- Your assignment -
For the data below, please report each line where the word "sources" is found.

Segment Start: Given records

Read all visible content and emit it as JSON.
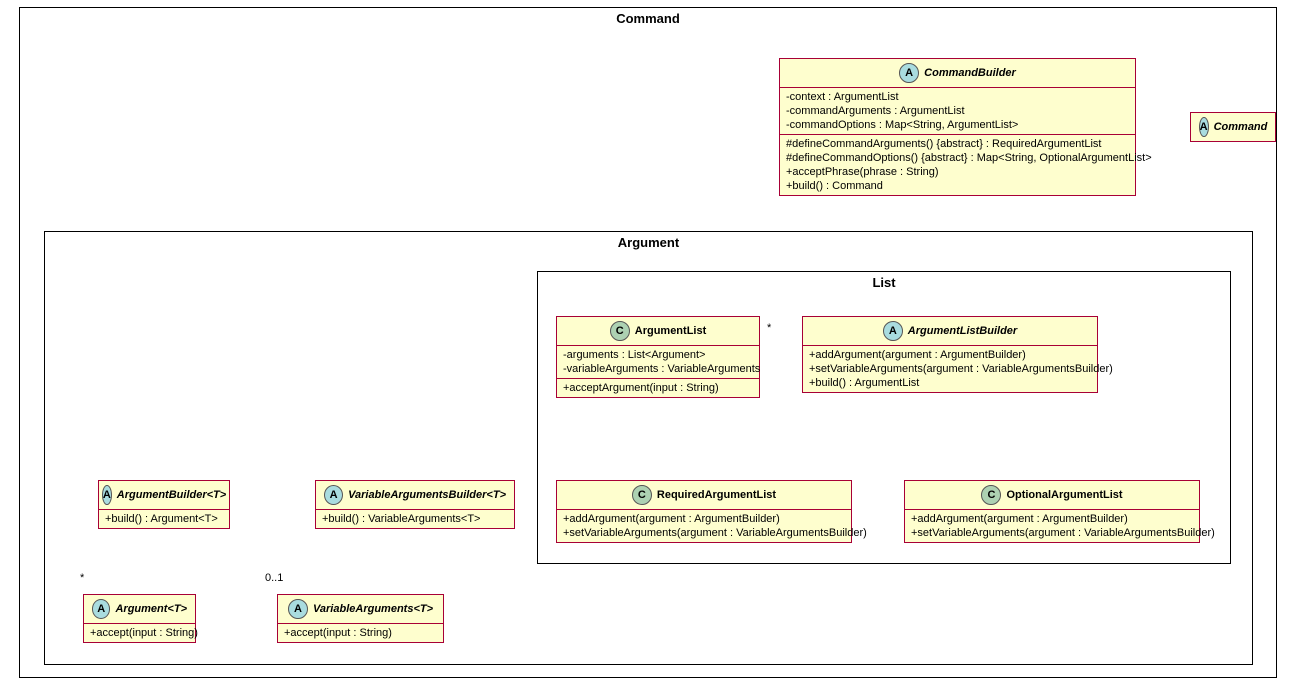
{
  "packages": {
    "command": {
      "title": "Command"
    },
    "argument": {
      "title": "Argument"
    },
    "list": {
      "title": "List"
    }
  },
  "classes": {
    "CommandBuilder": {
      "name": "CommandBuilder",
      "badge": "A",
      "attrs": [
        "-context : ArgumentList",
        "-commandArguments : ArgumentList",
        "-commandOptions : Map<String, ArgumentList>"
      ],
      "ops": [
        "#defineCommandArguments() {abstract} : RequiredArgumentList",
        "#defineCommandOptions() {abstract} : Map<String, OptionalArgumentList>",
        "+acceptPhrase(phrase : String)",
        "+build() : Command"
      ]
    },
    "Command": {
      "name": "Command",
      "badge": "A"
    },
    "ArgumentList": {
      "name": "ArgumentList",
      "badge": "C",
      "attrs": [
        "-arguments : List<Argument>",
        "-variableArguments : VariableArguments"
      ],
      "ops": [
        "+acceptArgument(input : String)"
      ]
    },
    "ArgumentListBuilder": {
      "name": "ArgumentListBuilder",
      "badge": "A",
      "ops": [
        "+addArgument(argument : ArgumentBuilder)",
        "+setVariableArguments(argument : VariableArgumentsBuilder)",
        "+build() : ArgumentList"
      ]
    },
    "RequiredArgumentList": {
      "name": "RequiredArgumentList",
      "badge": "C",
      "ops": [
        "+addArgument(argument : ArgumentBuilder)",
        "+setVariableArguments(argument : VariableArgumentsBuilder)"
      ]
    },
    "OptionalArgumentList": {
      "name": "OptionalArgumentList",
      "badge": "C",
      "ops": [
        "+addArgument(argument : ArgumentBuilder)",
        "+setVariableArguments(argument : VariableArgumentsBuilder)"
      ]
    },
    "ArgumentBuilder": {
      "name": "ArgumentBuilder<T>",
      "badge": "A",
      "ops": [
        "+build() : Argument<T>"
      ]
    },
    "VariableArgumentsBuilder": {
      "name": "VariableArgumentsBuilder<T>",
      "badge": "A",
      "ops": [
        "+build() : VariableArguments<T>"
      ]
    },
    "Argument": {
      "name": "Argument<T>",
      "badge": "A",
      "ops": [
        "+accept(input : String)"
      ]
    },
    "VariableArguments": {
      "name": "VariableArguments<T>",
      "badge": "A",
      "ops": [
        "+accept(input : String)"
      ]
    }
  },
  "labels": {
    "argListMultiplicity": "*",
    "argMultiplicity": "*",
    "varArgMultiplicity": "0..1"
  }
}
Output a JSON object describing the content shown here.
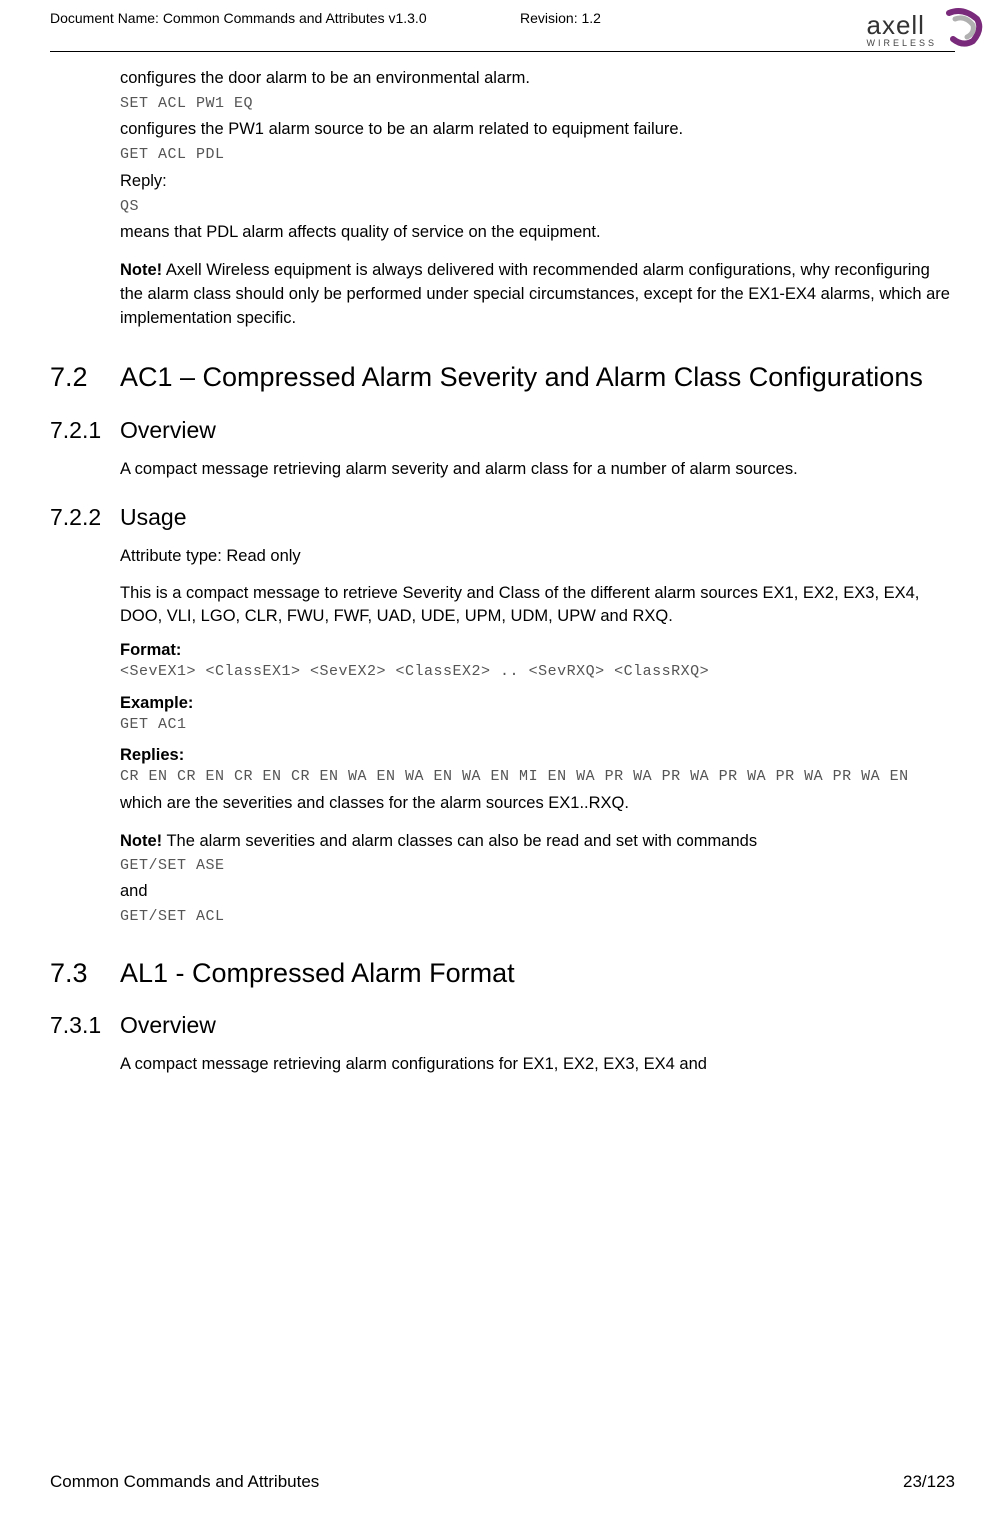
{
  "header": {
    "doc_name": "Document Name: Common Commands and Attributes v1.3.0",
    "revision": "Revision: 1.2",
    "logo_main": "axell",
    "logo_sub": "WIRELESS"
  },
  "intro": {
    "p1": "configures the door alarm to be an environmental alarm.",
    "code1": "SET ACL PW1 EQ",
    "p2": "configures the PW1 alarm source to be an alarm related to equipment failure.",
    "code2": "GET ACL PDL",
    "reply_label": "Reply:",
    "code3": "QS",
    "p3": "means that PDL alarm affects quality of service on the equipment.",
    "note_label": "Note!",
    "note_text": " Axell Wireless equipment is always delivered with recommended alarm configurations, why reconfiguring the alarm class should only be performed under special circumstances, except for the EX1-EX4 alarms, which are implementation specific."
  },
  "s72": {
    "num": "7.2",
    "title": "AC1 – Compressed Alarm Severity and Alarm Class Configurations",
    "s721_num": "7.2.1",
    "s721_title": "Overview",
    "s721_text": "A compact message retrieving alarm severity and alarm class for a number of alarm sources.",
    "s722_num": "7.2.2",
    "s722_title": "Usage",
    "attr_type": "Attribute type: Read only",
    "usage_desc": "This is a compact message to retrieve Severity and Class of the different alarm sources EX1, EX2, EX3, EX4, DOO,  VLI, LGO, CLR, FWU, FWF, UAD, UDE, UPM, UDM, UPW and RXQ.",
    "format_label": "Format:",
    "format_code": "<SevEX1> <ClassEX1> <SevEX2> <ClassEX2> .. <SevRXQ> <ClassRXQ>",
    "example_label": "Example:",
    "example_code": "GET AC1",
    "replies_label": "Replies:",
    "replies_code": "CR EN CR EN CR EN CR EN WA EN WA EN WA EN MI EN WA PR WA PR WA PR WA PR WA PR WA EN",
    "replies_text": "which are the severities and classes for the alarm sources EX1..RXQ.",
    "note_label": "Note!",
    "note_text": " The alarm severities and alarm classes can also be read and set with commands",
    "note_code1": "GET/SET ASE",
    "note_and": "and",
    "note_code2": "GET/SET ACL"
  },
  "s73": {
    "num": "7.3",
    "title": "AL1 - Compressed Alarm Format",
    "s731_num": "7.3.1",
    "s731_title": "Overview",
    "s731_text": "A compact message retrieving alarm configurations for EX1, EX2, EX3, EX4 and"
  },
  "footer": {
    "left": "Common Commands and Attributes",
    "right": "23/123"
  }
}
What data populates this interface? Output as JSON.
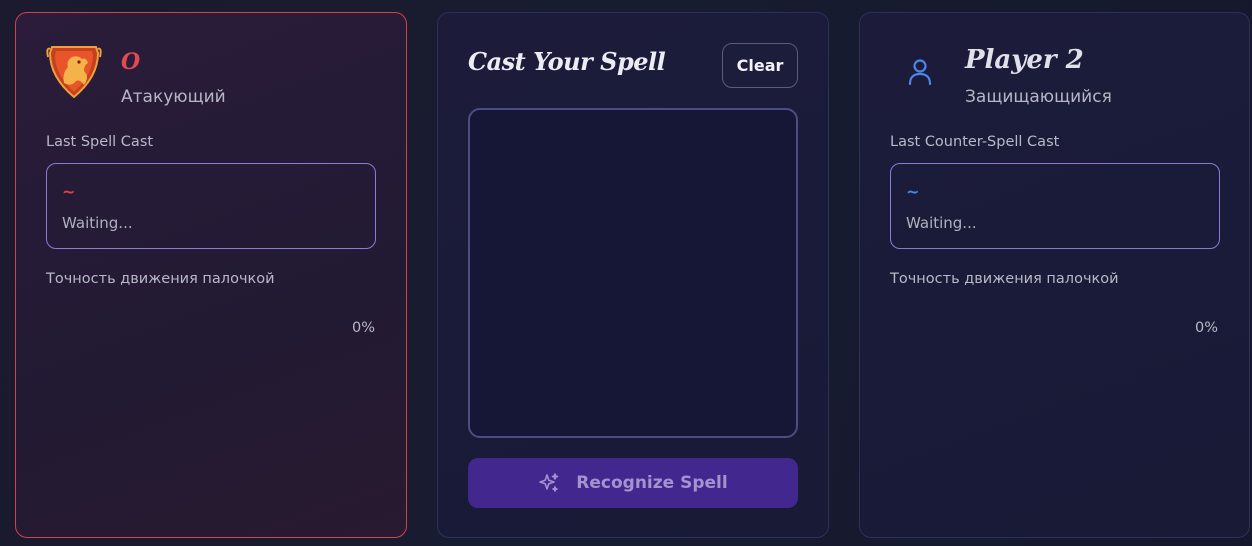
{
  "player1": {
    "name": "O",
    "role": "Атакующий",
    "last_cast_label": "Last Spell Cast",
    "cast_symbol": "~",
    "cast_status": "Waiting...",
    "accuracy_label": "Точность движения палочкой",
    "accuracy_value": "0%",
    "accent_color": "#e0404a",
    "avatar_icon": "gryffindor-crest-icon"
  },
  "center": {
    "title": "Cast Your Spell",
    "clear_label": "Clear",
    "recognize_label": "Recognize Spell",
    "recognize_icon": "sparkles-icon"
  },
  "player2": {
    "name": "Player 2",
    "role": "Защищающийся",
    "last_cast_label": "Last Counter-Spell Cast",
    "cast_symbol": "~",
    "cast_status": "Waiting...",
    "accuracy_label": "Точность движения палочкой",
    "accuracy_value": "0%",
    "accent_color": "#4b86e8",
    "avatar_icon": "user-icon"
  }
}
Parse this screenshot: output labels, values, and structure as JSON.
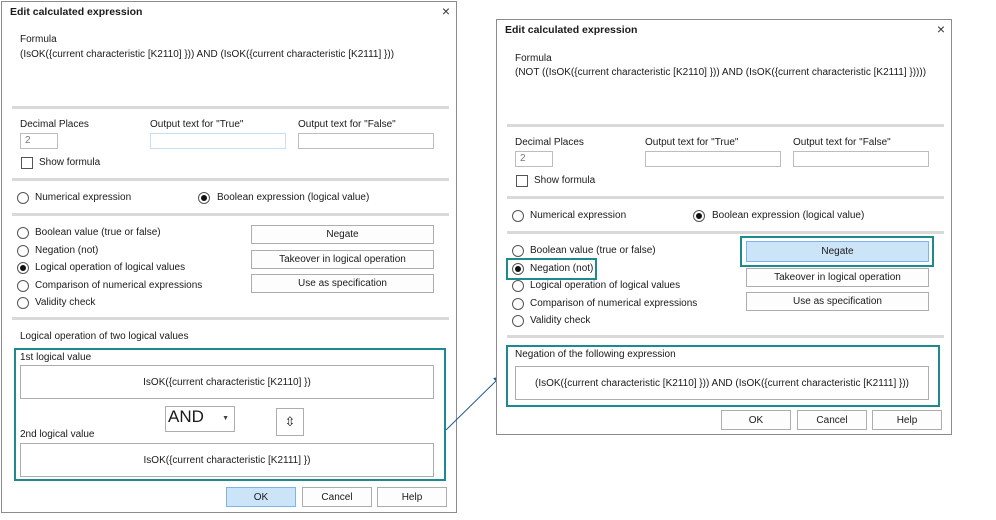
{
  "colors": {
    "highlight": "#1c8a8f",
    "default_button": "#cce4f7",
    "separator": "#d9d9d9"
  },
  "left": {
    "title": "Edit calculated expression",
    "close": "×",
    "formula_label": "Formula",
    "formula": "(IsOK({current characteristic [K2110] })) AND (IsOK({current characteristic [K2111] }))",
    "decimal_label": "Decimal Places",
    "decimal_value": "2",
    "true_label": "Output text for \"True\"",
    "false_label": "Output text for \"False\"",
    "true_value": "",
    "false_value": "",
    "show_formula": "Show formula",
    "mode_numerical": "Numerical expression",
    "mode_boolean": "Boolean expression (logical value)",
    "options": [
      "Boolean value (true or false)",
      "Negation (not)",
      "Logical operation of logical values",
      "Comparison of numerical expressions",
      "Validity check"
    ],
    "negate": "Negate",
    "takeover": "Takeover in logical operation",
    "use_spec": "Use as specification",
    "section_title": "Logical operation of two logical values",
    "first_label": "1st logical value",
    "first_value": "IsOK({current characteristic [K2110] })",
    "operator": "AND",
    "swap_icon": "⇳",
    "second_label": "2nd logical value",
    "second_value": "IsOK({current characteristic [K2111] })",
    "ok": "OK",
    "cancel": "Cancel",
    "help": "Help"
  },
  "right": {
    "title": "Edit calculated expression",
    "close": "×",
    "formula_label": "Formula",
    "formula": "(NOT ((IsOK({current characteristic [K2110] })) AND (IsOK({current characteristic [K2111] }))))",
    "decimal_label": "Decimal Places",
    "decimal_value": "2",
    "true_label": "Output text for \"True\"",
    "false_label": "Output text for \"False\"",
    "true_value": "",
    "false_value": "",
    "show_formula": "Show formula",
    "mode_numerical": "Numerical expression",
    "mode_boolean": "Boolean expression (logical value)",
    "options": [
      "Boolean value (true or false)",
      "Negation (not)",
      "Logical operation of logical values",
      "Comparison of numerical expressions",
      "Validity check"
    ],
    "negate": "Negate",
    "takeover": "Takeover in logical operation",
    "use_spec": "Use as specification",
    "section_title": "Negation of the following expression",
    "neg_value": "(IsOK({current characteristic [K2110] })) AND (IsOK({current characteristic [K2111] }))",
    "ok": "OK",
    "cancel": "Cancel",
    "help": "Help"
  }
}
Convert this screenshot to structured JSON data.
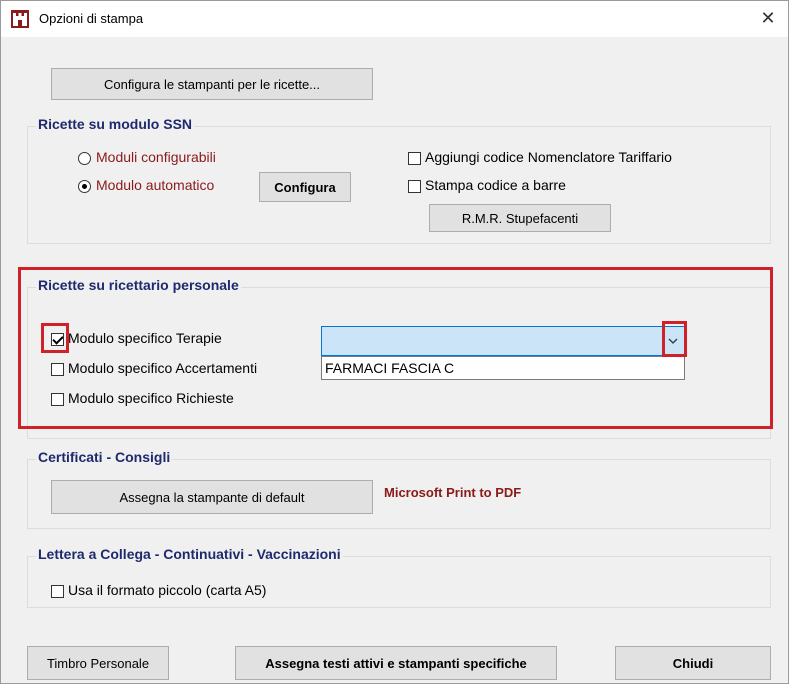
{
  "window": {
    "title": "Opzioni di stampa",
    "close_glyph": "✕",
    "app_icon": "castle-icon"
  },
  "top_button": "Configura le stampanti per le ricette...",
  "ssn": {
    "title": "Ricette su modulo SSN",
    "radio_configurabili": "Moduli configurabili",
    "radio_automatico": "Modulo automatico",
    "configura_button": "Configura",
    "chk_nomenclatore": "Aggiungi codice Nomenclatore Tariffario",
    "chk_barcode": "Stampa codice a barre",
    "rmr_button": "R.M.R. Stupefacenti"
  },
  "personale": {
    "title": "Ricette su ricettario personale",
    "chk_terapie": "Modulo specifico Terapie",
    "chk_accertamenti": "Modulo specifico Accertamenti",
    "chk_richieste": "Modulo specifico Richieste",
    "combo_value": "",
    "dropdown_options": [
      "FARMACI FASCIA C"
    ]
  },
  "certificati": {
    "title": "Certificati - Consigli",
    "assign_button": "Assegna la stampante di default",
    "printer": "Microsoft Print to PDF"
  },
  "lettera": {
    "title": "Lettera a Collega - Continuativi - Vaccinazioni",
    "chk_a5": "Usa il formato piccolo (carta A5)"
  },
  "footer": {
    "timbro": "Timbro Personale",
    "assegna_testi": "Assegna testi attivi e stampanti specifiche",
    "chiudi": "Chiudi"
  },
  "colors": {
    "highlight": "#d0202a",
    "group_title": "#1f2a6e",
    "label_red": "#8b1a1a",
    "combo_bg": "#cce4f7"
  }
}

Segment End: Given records

- Result of the task -
    "s721_text": "A compact message retrieving alarm severity and alarm class for a number of alarm sources.",
    "usage_desc": "This is a compact message to retrieve Severity and Class of the different alarm sources EX1, EX2, EX3, EX4, DOO,  VLI, LGO, CLR, FWU, FWF, UAD, UDE, UPM, UDM, UPW and RXQ.",
    "replies_text": "which are the severities and classes for the alarm sources EX1..RXQ.",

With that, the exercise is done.